> [WORK TO BE COMPLETED]
Each entry must be given again exactly as it appears, with images excluded.

START RECORDS FOR THE TASK

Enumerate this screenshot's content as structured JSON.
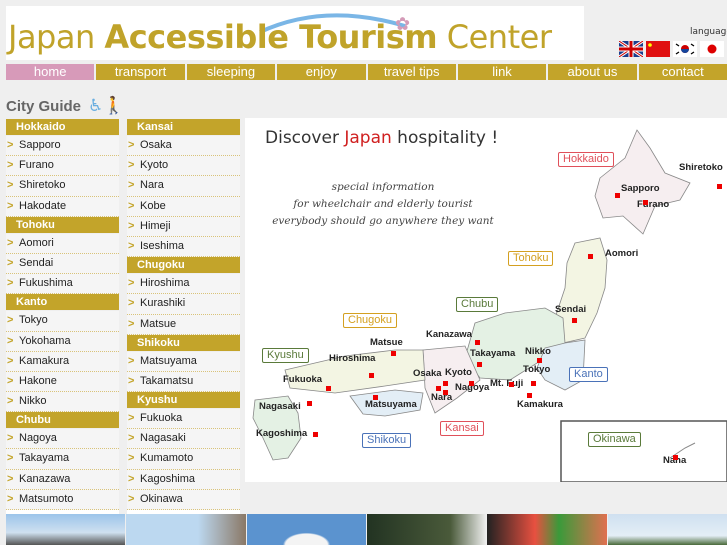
{
  "header": {
    "logo_part1": "Japan ",
    "logo_part2": "Accessible Tourism",
    "logo_part3": " Center",
    "language_label": "language",
    "flags": [
      {
        "name": "english-flag-icon"
      },
      {
        "name": "chinese-flag-icon"
      },
      {
        "name": "korean-flag-icon"
      },
      {
        "name": "japanese-flag-icon"
      }
    ]
  },
  "nav": [
    "home",
    "transport",
    "sleeping",
    "enjoy",
    "travel tips",
    "link",
    "about us",
    "contact"
  ],
  "city_guide": {
    "title": "City Guide",
    "left": [
      {
        "region": "Hokkaido",
        "cities": [
          "Sapporo",
          "Furano",
          "Shiretoko",
          "Hakodate"
        ]
      },
      {
        "region": "Tohoku",
        "cities": [
          "Aomori",
          "Sendai",
          "Fukushima"
        ]
      },
      {
        "region": "Kanto",
        "cities": [
          "Tokyo",
          "Yokohama",
          "Kamakura",
          "Hakone",
          "Nikko"
        ]
      },
      {
        "region": "Chubu",
        "cities": [
          "Nagoya",
          "Takayama",
          "Kanazawa",
          "Matsumoto"
        ]
      }
    ],
    "right": [
      {
        "region": "Kansai",
        "cities": [
          "Osaka",
          "Kyoto",
          "Nara",
          "Kobe",
          "Himeji",
          "Iseshima"
        ]
      },
      {
        "region": "Chugoku",
        "cities": [
          "Hiroshima",
          "Kurashiki",
          "Matsue"
        ]
      },
      {
        "region": "Shikoku",
        "cities": [
          "Matsuyama",
          "Takamatsu"
        ]
      },
      {
        "region": "Kyushu",
        "cities": [
          "Fukuoka",
          "Nagasaki",
          "Kumamoto",
          "Kagoshima",
          "Okinawa"
        ]
      }
    ]
  },
  "map": {
    "title_part1": "Discover ",
    "title_part2": "Japan",
    "title_part3": " hospitality !",
    "subtitle": [
      "special information",
      "for wheelchair and elderly tourist",
      "everybody should go anywhere they want"
    ],
    "regions": {
      "hokkaido": "Hokkaido",
      "tohoku": "Tohoku",
      "chubu": "Chubu",
      "chugoku": "Chugoku",
      "kyushu": "Kyushu",
      "kanto": "Kanto",
      "kansai": "Kansai",
      "shikoku": "Shikoku",
      "okinawa": "Okinawa"
    },
    "cities": {
      "shiretoko": "Shiretoko",
      "sapporo": "Sapporo",
      "furano": "Furano",
      "aomori": "Aomori",
      "sendai": "Sendai",
      "kanazawa": "Kanazawa",
      "matsue": "Matsue",
      "hiroshima": "Hiroshima",
      "takayama": "Takayama",
      "nikko": "Nikko",
      "tokyo": "Tokyo",
      "osaka": "Osaka",
      "kyoto": "Kyoto",
      "mtfuji": "Mt. Fuji",
      "fukuoka": "Fukuoka",
      "nagoya": "Nagoya",
      "nara": "Nara",
      "nagasaki": "Nagasaki",
      "matsuyama": "Matsuyama",
      "kamakura": "Kamakura",
      "kagoshima": "Kagoshima",
      "naha": "Naha"
    },
    "colors": {
      "hokkaido": "#e0505a",
      "tohoku": "#d4a020",
      "chubu": "#5a7a3a",
      "chugoku": "#d4a020",
      "kyushu": "#5a7a3a",
      "kanto": "#4a72b8",
      "kansai": "#e0505a",
      "shikoku": "#4a72b8",
      "okinawa": "#5a7a3a"
    }
  },
  "colors": {
    "brand_gold": "#c3a42a",
    "active_pink": "#d79ab9"
  }
}
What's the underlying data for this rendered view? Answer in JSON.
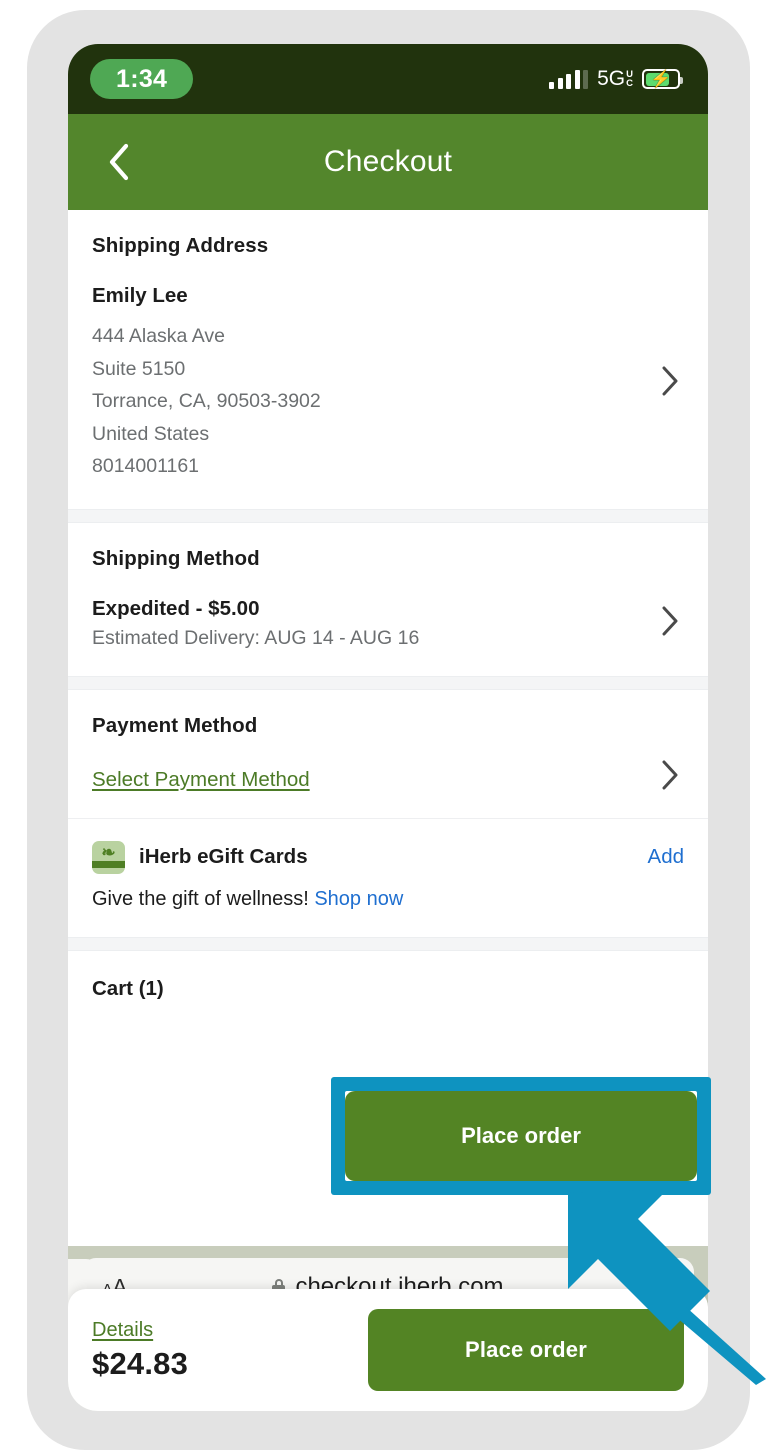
{
  "status_bar": {
    "time": "1:34",
    "network": "5G",
    "network_sub_top": "U",
    "network_sub_bottom": "C",
    "signal_bars": 4,
    "battery_charging": true,
    "pill_color": "#4fa854",
    "background_color": "#21330d"
  },
  "header": {
    "title": "Checkout",
    "back_icon": "chevron-left-icon",
    "background_color": "#53862c"
  },
  "shipping_address": {
    "heading": "Shipping Address",
    "name": "Emily Lee",
    "lines": [
      "444 Alaska Ave",
      "Suite 5150",
      "Torrance, CA, 90503-3902",
      "United States",
      "8014001161"
    ],
    "chevron_icon": "chevron-right-icon"
  },
  "shipping_method": {
    "heading": "Shipping Method",
    "option": "Expedited - $5.00",
    "estimate": "Estimated Delivery: AUG 14 - AUG 16",
    "chevron_icon": "chevron-right-icon"
  },
  "payment_method": {
    "heading": "Payment Method",
    "select_link": "Select Payment Method",
    "link_color": "#4c7b27",
    "chevron_icon": "chevron-right-icon"
  },
  "egift": {
    "icon": "gift-icon",
    "label": "iHerb eGift Cards",
    "add_label": "Add",
    "promo_text": "Give the gift of wellness!",
    "promo_link": "Shop now",
    "link_color": "#1f6fd0"
  },
  "cart": {
    "heading": "Cart (1)"
  },
  "action_bar": {
    "details_label": "Details",
    "total": "$24.83",
    "place_order_label": "Place order",
    "button_color": "#538424"
  },
  "browser": {
    "text_size_label_small": "A",
    "text_size_label_large": "A",
    "lock_icon": "lock-icon",
    "url": "checkout.iherb.com",
    "toolbar": [
      {
        "name": "back",
        "icon": "chevron-left-icon",
        "enabled": true
      },
      {
        "name": "forward",
        "icon": "chevron-right-icon",
        "enabled": false
      },
      {
        "name": "share",
        "icon": "share-icon",
        "enabled": true
      },
      {
        "name": "bookmarks",
        "icon": "book-icon",
        "enabled": true
      },
      {
        "name": "tabs",
        "icon": "tabs-icon",
        "enabled": true
      }
    ],
    "chrome_color": "#c8cdbc",
    "accent_color": "#2f7cf6"
  },
  "annotation": {
    "highlight_color": "#0e93c0",
    "target": "Place order",
    "arrow_icon": "arrow-up-left-icon"
  }
}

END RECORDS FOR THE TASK

> [ANSWER TO THE PROBLEM]
Enumerate this screenshot's content as structured JSON.
{
  "header": {
    "logo_part1": "Japan ",
    "logo_part2": "Accessible Tourism",
    "logo_part3": " Center",
    "language_label": "language",
    "flags": [
      {
        "name": "english-flag-icon"
      },
      {
        "name": "chinese-flag-icon"
      },
      {
        "name": "korean-flag-icon"
      },
      {
        "name": "japanese-flag-icon"
      }
    ]
  },
  "nav": [
    "home",
    "transport",
    "sleeping",
    "enjoy",
    "travel tips",
    "link",
    "about us",
    "contact"
  ],
  "city_guide": {
    "title": "City Guide",
    "left": [
      {
        "region": "Hokkaido",
        "cities": [
          "Sapporo",
          "Furano",
          "Shiretoko",
          "Hakodate"
        ]
      },
      {
        "region": "Tohoku",
        "cities": [
          "Aomori",
          "Sendai",
          "Fukushima"
        ]
      },
      {
        "region": "Kanto",
        "cities": [
          "Tokyo",
          "Yokohama",
          "Kamakura",
          "Hakone",
          "Nikko"
        ]
      },
      {
        "region": "Chubu",
        "cities": [
          "Nagoya",
          "Takayama",
          "Kanazawa",
          "Matsumoto"
        ]
      }
    ],
    "right": [
      {
        "region": "Kansai",
        "cities": [
          "Osaka",
          "Kyoto",
          "Nara",
          "Kobe",
          "Himeji",
          "Iseshima"
        ]
      },
      {
        "region": "Chugoku",
        "cities": [
          "Hiroshima",
          "Kurashiki",
          "Matsue"
        ]
      },
      {
        "region": "Shikoku",
        "cities": [
          "Matsuyama",
          "Takamatsu"
        ]
      },
      {
        "region": "Kyushu",
        "cities": [
          "Fukuoka",
          "Nagasaki",
          "Kumamoto",
          "Kagoshima",
          "Okinawa"
        ]
      }
    ]
  },
  "map": {
    "title_part1": "Discover ",
    "title_part2": "Japan",
    "title_part3": " hospitality !",
    "subtitle": [
      "special information",
      "for wheelchair and elderly tourist",
      "everybody should go anywhere they want"
    ],
    "regions": {
      "hokkaido": "Hokkaido",
      "tohoku": "Tohoku",
      "chubu": "Chubu",
      "chugoku": "Chugoku",
      "kyushu": "Kyushu",
      "kanto": "Kanto",
      "kansai": "Kansai",
      "shikoku": "Shikoku",
      "okinawa": "Okinawa"
    },
    "cities": {
      "shiretoko": "Shiretoko",
      "sapporo": "Sapporo",
      "furano": "Furano",
      "aomori": "Aomori",
      "sendai": "Sendai",
      "kanazawa": "Kanazawa",
      "matsue": "Matsue",
      "hiroshima": "Hiroshima",
      "takayama": "Takayama",
      "nikko": "Nikko",
      "tokyo": "Tokyo",
      "osaka": "Osaka",
      "kyoto": "Kyoto",
      "mtfuji": "Mt. Fuji",
      "fukuoka": "Fukuoka",
      "nagoya": "Nagoya",
      "nara": "Nara",
      "nagasaki": "Nagasaki",
      "matsuyama": "Matsuyama",
      "kamakura": "Kamakura",
      "kagoshima": "Kagoshima",
      "naha": "Naha"
    },
    "colors": {
      "hokkaido": "#e0505a",
      "tohoku": "#d4a020",
      "chubu": "#5a7a3a",
      "chugoku": "#d4a020",
      "kyushu": "#5a7a3a",
      "kanto": "#4a72b8",
      "kansai": "#e0505a",
      "shikoku": "#4a72b8",
      "okinawa": "#5a7a3a"
    }
  },
  "colors": {
    "brand_gold": "#c3a42a",
    "active_pink": "#d79ab9"
  }
}
What's the underlying data for this rendered view? Answer in JSON.
{
  "status_bar": {
    "time": "1:34",
    "network": "5G",
    "network_sub_top": "U",
    "network_sub_bottom": "C",
    "signal_bars": 4,
    "battery_charging": true,
    "pill_color": "#4fa854",
    "background_color": "#21330d"
  },
  "header": {
    "title": "Checkout",
    "back_icon": "chevron-left-icon",
    "background_color": "#53862c"
  },
  "shipping_address": {
    "heading": "Shipping Address",
    "name": "Emily Lee",
    "lines": [
      "444 Alaska Ave",
      "Suite 5150",
      "Torrance, CA, 90503-3902",
      "United States",
      "8014001161"
    ],
    "chevron_icon": "chevron-right-icon"
  },
  "shipping_method": {
    "heading": "Shipping Method",
    "option": "Expedited - $5.00",
    "estimate": "Estimated Delivery: AUG 14 - AUG 16",
    "chevron_icon": "chevron-right-icon"
  },
  "payment_method": {
    "heading": "Payment Method",
    "select_link": "Select Payment Method",
    "link_color": "#4c7b27",
    "chevron_icon": "chevron-right-icon"
  },
  "egift": {
    "icon": "gift-icon",
    "label": "iHerb eGift Cards",
    "add_label": "Add",
    "promo_text": "Give the gift of wellness!",
    "promo_link": "Shop now",
    "link_color": "#1f6fd0"
  },
  "cart": {
    "heading": "Cart (1)"
  },
  "action_bar": {
    "details_label": "Details",
    "total": "$24.83",
    "place_order_label": "Place order",
    "button_color": "#538424"
  },
  "browser": {
    "text_size_label_small": "A",
    "text_size_label_large": "A",
    "lock_icon": "lock-icon",
    "url": "checkout.iherb.com",
    "toolbar": [
      {
        "name": "back",
        "icon": "chevron-left-icon",
        "enabled": true
      },
      {
        "name": "forward",
        "icon": "chevron-right-icon",
        "enabled": false
      },
      {
        "name": "share",
        "icon": "share-icon",
        "enabled": true
      },
      {
        "name": "bookmarks",
        "icon": "book-icon",
        "enabled": true
      },
      {
        "name": "tabs",
        "icon": "tabs-icon",
        "enabled": true
      }
    ],
    "chrome_color": "#c8cdbc",
    "accent_color": "#2f7cf6"
  },
  "annotation": {
    "highlight_color": "#0e93c0",
    "target": "Place order",
    "arrow_icon": "arrow-up-left-icon"
  }
}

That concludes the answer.